By Malcolm Morse
I’m sure many have received this question in one form or another from friends, family, and strangers with whom we engage in friendly conversation. So what are you going to do with that MPA degree once you’re finished? Wagner School of Public Policy? So that’s government, right? And of course, my personal favorite—Urban Planning? What’s that? I know some of my readers’ eyes are rolling to the back of their heads right now. Trust me. Mine are too. However, the truth of the matter is that the purpose of public policy graduate programs is vague at best and we cannot blame our loved ones for not understanding it or knowing what kind of employment lies in wait for us at the end of the program. To be honest, many of us as students don’t really know.
Three years ago, the Washington Post published an online article entitled The Problem with Public Policy Schools that gives a historical account of mission creep by American public policy schools and critiques their shortcomings and limitations. Simply put, the needs of government change with the goals of the current administration. Public policy schools were created after President Franklin Roosevelt proposed his New Deal agenda, which greatly expanded government as it tried to hit two birds with one stone by providing employment and improving the nation’s infrastructure during the Great Depression. It was thought that in order to have an effective bureaucracy, employees must be trained in government. To handle complex undertakings during post war America like building an interstate highway system, which took public-private partnerships and coordination between all levels of government, the country needed people with training in this particular kind of problem-solving. Fast forward to the 70s where major social issues revolved around questions of civil rights and quality of life, the mission of public policy schools expanded its narrow focus on intragovernmental relations to include “making the world a better place.” With these shifts in focus, schools encouraged more research on national and international issues and less concentration on the day-to-day operation of government and local issues.

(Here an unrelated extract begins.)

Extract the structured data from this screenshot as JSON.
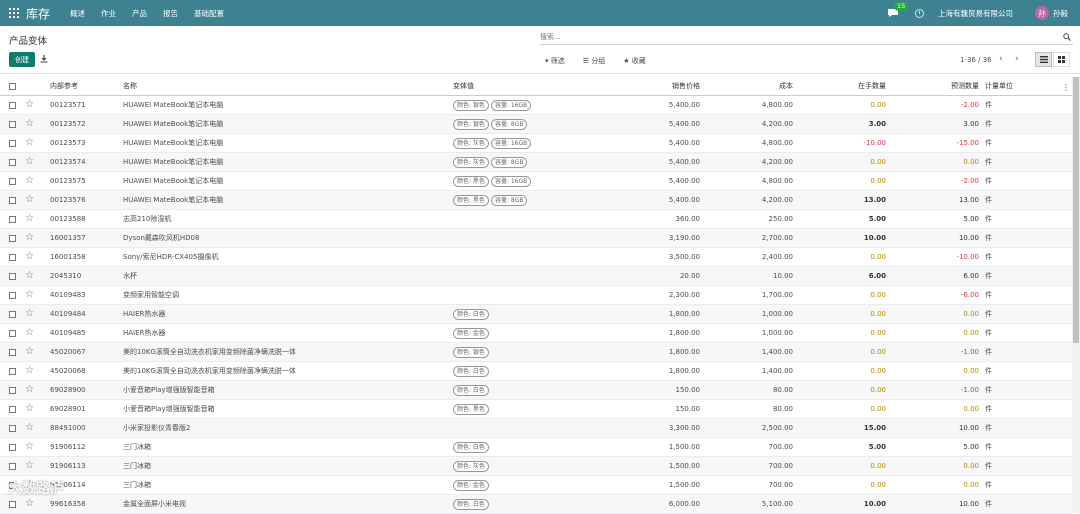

Of course, a simple response is that public service schools adequately prepare students for a career in public service, but even this assertion is contested. On one hand, some make the argument that their MPA or MPP—sadly not much mention of MUP—has allowed them to earn more over the length of their careers and distinguish themselves among their non-degreed peers. Apparently, graduate programs provide students with expertise in a broader context that is difficult to capture through work experience, which allows for more “out-of-the-box” problem-solving. On the other hand, there are detractors that claim public policy schools are not worthwhile because other professional degree programs (i.e. J.D., M.D., and MBA) better prepare people who wish to pursue public service careers within those specific fields. Wherever you land on this issue, it all depends—like most things—on your personal graduate experience.